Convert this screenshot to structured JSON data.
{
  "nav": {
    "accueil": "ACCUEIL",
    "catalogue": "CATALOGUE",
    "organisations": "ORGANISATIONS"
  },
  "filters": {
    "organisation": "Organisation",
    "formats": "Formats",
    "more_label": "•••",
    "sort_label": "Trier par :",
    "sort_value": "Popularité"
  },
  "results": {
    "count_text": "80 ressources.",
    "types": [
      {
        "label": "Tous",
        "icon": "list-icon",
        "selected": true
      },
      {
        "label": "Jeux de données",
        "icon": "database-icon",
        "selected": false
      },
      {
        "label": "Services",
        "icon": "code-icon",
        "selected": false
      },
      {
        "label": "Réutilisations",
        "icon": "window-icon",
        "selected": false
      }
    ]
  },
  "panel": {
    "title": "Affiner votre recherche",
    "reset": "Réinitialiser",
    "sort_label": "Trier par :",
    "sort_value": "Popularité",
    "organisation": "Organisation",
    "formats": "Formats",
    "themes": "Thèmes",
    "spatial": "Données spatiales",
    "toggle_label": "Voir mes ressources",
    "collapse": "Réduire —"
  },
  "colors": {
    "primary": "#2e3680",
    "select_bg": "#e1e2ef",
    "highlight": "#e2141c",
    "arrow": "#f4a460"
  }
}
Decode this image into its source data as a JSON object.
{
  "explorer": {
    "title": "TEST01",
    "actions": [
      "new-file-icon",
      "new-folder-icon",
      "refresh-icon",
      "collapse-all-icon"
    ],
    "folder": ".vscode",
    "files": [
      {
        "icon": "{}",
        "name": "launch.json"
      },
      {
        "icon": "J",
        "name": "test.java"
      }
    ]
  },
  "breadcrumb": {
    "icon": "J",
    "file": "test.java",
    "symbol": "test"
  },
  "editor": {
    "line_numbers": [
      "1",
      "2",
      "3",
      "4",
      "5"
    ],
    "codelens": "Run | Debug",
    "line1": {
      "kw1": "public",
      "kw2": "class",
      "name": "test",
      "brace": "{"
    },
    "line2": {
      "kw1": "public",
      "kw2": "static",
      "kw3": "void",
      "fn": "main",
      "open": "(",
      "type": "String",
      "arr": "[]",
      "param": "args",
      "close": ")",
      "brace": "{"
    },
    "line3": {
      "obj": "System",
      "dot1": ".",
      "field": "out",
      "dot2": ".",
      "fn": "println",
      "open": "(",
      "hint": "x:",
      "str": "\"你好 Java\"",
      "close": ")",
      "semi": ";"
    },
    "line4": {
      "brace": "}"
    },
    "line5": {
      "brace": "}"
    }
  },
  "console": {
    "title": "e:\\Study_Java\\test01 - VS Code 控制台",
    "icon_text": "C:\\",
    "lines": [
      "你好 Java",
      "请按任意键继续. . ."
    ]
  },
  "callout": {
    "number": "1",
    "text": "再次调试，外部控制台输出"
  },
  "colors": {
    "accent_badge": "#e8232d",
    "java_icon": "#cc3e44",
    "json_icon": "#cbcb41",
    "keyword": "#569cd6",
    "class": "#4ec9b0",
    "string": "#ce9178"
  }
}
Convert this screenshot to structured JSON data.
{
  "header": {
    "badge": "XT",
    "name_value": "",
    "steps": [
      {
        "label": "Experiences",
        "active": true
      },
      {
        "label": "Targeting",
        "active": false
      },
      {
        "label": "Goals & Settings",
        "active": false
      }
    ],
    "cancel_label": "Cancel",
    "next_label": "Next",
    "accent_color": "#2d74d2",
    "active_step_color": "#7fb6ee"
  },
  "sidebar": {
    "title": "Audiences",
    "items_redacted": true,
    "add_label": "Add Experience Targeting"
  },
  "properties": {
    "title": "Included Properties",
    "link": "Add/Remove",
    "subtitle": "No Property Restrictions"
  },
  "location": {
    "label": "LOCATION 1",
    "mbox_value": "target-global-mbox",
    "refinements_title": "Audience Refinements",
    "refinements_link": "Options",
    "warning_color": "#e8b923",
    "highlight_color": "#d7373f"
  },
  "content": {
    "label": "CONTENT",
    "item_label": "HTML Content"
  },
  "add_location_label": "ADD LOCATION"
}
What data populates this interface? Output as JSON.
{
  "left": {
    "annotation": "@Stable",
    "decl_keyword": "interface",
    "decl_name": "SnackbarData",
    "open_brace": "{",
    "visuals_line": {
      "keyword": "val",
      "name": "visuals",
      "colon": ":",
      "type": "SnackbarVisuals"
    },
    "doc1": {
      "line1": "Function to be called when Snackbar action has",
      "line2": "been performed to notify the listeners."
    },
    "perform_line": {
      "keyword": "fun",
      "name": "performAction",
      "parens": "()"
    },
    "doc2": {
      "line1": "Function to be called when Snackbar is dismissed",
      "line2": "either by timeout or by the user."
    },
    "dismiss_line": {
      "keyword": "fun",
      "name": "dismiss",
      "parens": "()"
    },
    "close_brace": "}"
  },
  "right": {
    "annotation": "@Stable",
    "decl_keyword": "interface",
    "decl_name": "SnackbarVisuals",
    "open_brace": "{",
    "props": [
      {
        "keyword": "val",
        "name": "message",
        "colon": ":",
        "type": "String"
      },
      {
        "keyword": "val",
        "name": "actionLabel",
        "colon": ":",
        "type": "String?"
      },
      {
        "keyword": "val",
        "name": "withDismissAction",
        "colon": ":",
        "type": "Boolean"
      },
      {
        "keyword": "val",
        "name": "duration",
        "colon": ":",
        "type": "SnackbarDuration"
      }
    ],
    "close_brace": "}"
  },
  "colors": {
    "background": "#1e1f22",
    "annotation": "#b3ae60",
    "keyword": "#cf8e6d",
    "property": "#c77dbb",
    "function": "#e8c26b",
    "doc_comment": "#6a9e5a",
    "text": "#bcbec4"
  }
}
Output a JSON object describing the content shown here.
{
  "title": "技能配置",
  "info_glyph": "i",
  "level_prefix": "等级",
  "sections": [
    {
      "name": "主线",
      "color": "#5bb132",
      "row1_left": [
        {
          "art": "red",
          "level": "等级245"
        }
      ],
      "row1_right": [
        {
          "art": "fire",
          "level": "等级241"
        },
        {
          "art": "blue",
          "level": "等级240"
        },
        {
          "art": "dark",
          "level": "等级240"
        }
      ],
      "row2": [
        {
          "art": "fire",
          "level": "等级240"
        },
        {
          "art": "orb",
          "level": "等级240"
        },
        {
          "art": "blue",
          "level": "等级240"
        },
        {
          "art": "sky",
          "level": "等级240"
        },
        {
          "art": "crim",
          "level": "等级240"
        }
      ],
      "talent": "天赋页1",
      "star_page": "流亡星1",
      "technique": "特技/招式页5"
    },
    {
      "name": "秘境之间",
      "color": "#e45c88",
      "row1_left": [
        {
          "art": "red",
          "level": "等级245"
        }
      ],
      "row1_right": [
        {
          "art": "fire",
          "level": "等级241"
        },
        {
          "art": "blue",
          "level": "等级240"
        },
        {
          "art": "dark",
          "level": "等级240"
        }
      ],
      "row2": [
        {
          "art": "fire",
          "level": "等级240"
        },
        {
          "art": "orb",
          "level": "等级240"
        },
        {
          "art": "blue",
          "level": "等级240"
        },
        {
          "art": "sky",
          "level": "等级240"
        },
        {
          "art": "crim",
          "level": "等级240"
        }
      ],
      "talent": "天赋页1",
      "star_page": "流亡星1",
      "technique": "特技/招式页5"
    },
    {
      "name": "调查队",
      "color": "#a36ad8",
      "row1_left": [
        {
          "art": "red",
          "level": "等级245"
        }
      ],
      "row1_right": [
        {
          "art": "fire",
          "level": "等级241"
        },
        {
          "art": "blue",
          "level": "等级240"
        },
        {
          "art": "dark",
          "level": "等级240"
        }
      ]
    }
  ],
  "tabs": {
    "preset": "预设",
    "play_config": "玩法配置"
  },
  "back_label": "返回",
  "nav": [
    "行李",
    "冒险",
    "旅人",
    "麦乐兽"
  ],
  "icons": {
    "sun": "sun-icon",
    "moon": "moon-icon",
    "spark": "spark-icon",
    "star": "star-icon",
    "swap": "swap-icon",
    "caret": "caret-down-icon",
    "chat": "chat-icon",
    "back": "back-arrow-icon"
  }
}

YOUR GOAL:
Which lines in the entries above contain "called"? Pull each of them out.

SOLUTION BELOW:
      "line1": "Function to be called when Snackbar action has",
      "line1": "Function to be called when Snackbar is dismissed",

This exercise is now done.